Japan’s vulnerability stems from its economic over-exposure to China. Both its capital and technologies are not irreplaceable and certainly do not possess monopolistic sway over China, whereas China’s market is vital to revitalize Japan’s sluggish economy.
The empirically verified tenet of the democratic peace theory, that two democracies do not go to war with each other, is built on three pillars: democratic institutions, economic interdependence and participation in international organizations.
In the case of Japan and China, the first pillar does not exist, since China remains authoritarian. The third pillar falls short of providing effective constraint, since both sides seek to spoil international institutions in favor of their respective interests. Similarly, the second pillar despite its robustness, has failed to be a significant deterrent as well. Instead of imposing constraints on both sides, it has been used as leverage in favor of a less dependent state and aggravating a sense of insecurity to the other.
As a result, the current peace between China and Japan is probably attributable more to geo-strategic balance of power than to the consequences of disrupting economic interdependence.
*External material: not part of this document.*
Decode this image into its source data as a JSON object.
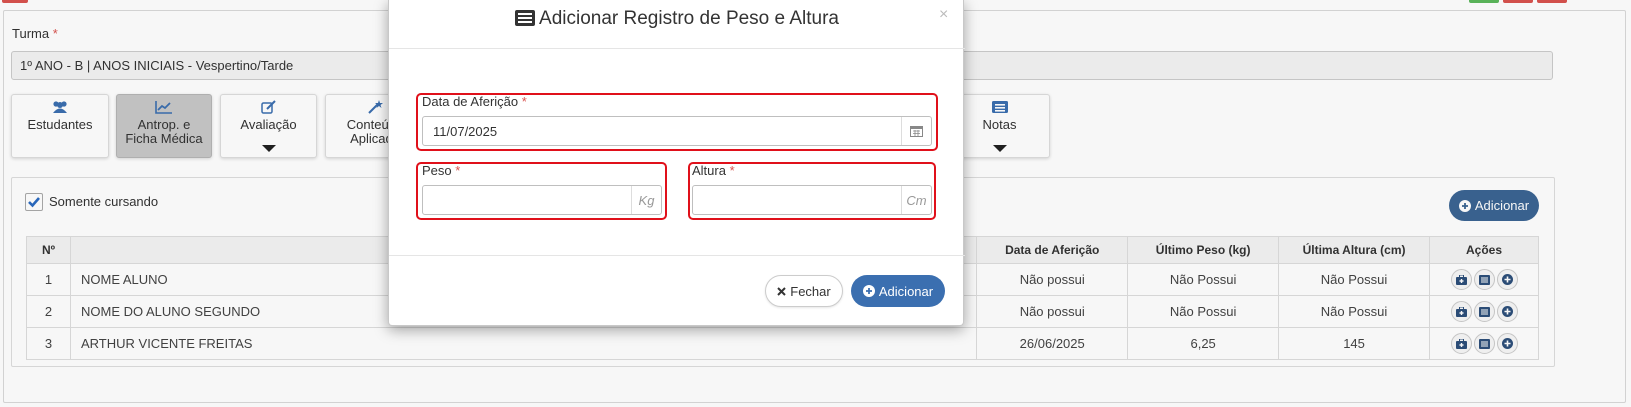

Since the structure of asymmetrical economic interdependence between the two has endowed China with the upper hand, without the US deterrence, a military clash would not be incomprehensible.
If asymmetrical economic interdependence has no credible impact on pacifying conflict between two nations, what does it mean for Taiwan’s national security?
While some of Taiwan’s media outlets are busy gloating over Japan’s economic losses due to China’s reprisal tactics, Taiwanese may be better served by more cautiously contemplating the structure of cross-strait economic relations.
Eric Chiou is an associate research fellow at the Taiwan Institute of Economic Research.